[Data excerpts]
= Beginning of Section =
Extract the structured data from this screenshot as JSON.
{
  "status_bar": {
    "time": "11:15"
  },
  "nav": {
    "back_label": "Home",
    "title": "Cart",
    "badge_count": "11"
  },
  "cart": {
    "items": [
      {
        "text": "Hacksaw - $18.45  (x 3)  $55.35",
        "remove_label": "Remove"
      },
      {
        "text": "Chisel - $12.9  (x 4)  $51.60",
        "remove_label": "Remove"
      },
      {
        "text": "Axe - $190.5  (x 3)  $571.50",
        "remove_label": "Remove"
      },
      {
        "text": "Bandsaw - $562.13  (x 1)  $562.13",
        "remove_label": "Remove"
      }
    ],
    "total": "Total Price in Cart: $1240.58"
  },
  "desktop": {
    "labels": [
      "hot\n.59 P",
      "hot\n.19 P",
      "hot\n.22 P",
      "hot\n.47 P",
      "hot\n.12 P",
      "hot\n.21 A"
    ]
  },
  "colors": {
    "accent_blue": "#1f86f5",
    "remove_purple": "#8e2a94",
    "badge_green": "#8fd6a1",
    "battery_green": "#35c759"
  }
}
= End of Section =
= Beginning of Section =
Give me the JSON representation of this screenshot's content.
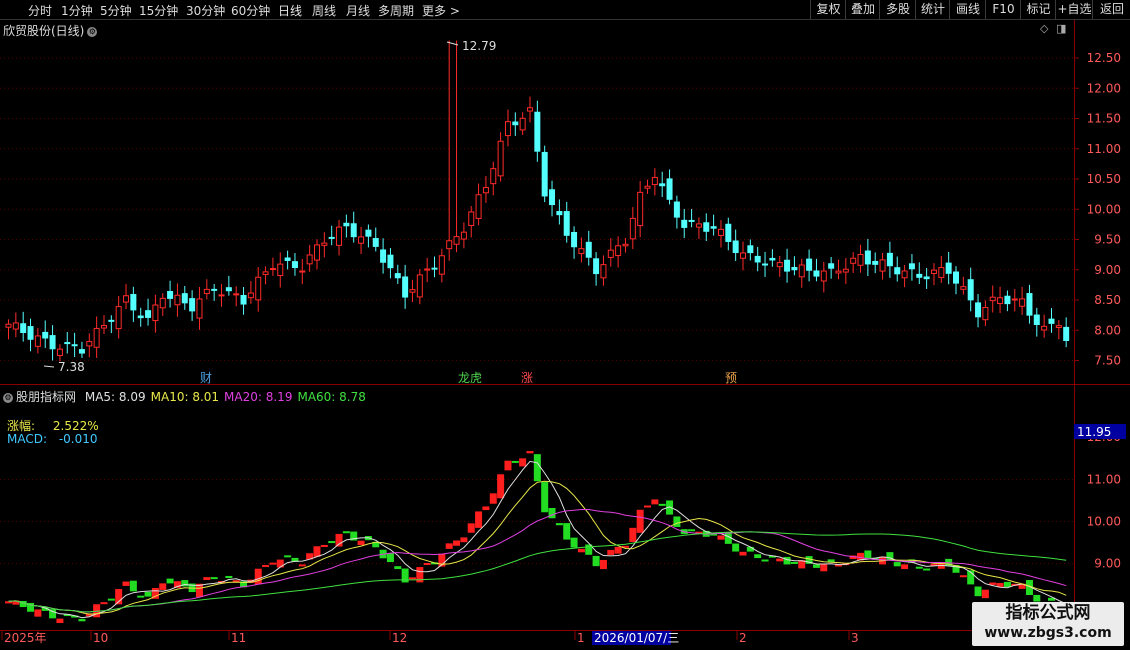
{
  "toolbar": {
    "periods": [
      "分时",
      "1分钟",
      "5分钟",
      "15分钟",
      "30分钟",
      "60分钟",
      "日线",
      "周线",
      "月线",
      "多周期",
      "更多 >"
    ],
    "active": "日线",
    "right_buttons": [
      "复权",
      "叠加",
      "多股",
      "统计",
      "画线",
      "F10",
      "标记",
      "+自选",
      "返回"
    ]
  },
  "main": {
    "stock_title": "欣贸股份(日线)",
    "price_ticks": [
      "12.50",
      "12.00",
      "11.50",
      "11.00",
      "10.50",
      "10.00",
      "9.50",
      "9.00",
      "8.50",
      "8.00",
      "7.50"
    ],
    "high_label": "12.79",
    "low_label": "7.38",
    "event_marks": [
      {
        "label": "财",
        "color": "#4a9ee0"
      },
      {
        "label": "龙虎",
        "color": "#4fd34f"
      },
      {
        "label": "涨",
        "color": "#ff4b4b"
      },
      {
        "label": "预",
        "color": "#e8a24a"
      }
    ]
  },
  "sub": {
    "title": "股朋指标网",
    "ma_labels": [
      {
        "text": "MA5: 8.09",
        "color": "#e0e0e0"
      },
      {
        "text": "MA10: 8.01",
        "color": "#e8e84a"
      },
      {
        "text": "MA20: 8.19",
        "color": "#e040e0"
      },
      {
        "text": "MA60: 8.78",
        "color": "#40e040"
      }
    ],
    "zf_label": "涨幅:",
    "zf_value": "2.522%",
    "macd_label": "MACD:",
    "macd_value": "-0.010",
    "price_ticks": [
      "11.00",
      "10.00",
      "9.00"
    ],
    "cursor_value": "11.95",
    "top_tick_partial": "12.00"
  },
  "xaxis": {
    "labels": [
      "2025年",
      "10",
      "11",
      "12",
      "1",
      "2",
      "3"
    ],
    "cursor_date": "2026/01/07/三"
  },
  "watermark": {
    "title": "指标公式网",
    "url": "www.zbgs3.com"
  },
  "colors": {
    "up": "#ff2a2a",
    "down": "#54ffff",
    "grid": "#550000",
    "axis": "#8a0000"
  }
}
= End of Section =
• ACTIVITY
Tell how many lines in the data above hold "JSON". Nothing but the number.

• ANSWER FOR THIS EXERCISE
2